**Exercise aim:** Copy exactly the lines of the data below, beginning with the line with "Parse this screenshot: output" and ending with the line with "Extract the structured". Pictures are to be omitted.
Data for analysis section start
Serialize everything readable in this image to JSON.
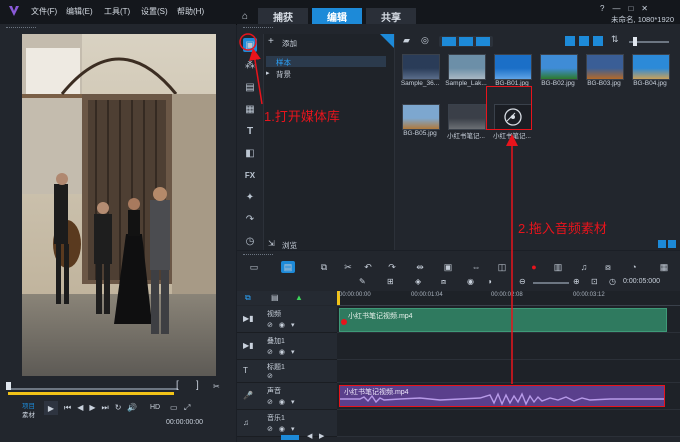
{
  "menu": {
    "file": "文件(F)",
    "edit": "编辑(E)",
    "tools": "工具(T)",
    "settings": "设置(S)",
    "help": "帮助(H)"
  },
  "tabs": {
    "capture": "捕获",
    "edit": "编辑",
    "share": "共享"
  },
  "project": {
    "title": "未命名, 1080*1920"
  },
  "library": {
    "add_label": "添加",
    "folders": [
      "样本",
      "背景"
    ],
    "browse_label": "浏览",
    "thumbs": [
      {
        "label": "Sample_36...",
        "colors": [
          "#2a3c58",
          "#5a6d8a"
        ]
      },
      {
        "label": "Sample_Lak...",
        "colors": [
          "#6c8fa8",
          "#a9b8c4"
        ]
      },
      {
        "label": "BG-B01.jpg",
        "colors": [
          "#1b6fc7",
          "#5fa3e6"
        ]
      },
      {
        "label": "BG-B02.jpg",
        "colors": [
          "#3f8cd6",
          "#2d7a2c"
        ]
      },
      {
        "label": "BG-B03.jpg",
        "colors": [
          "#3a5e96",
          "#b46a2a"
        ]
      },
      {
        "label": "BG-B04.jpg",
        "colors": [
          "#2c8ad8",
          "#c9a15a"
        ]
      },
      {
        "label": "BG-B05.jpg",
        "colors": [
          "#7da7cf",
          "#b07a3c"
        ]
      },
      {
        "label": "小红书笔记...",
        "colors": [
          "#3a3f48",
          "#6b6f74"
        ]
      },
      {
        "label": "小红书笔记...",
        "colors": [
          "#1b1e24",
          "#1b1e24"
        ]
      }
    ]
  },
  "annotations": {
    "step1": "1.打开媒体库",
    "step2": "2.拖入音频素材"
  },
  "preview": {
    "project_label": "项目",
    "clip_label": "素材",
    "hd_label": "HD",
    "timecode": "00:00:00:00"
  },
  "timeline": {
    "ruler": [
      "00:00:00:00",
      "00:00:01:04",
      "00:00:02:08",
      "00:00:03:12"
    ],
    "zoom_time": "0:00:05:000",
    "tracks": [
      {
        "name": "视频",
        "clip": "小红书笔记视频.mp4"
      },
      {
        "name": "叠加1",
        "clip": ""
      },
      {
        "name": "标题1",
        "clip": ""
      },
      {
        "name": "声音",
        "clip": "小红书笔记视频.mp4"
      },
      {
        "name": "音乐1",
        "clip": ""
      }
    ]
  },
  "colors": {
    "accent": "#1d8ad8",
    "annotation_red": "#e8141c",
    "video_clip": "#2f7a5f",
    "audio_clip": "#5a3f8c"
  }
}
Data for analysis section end
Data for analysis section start
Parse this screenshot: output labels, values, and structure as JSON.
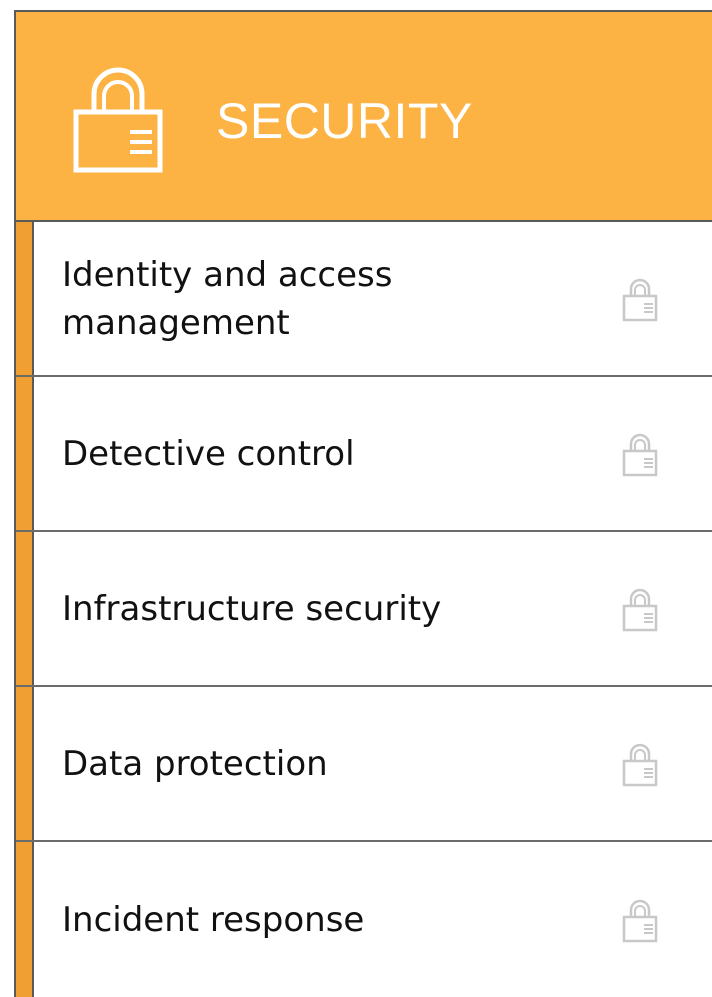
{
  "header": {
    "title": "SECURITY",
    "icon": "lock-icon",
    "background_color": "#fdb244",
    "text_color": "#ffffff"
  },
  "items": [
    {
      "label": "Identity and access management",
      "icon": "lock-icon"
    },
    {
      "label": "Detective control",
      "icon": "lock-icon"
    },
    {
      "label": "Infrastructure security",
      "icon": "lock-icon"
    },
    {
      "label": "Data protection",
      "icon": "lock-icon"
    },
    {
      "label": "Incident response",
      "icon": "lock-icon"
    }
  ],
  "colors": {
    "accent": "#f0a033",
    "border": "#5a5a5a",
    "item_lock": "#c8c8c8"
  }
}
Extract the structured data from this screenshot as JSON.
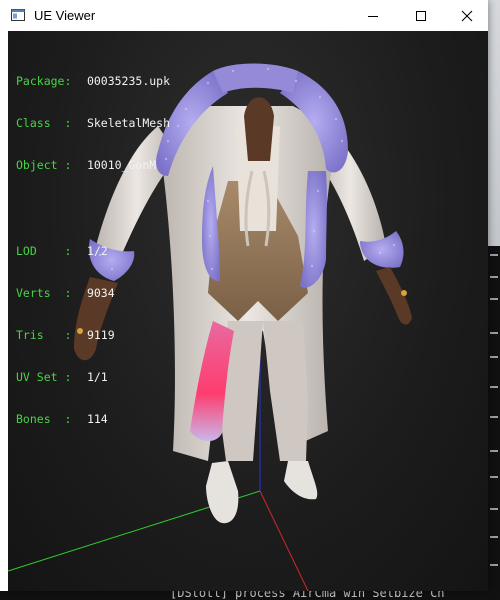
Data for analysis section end
**Task response:**
Parse this screenshot: output labels, values, and structure as JSON.
{
  "header": {
    "title": "SECURITY",
    "icon": "lock-icon",
    "background_color": "#fdb244",
    "text_color": "#ffffff"
  },
  "items": [
    {
      "label": "Identity and access management",
      "icon": "lock-icon"
    },
    {
      "label": "Detective control",
      "icon": "lock-icon"
    },
    {
      "label": "Infrastructure security",
      "icon": "lock-icon"
    },
    {
      "label": "Data protection",
      "icon": "lock-icon"
    },
    {
      "label": "Incident response",
      "icon": "lock-icon"
    }
  ],
  "colors": {
    "accent": "#f0a033",
    "border": "#5a5a5a",
    "item_lock": "#c8c8c8"
  }
}
Extract the structured data from this screenshot as JSON.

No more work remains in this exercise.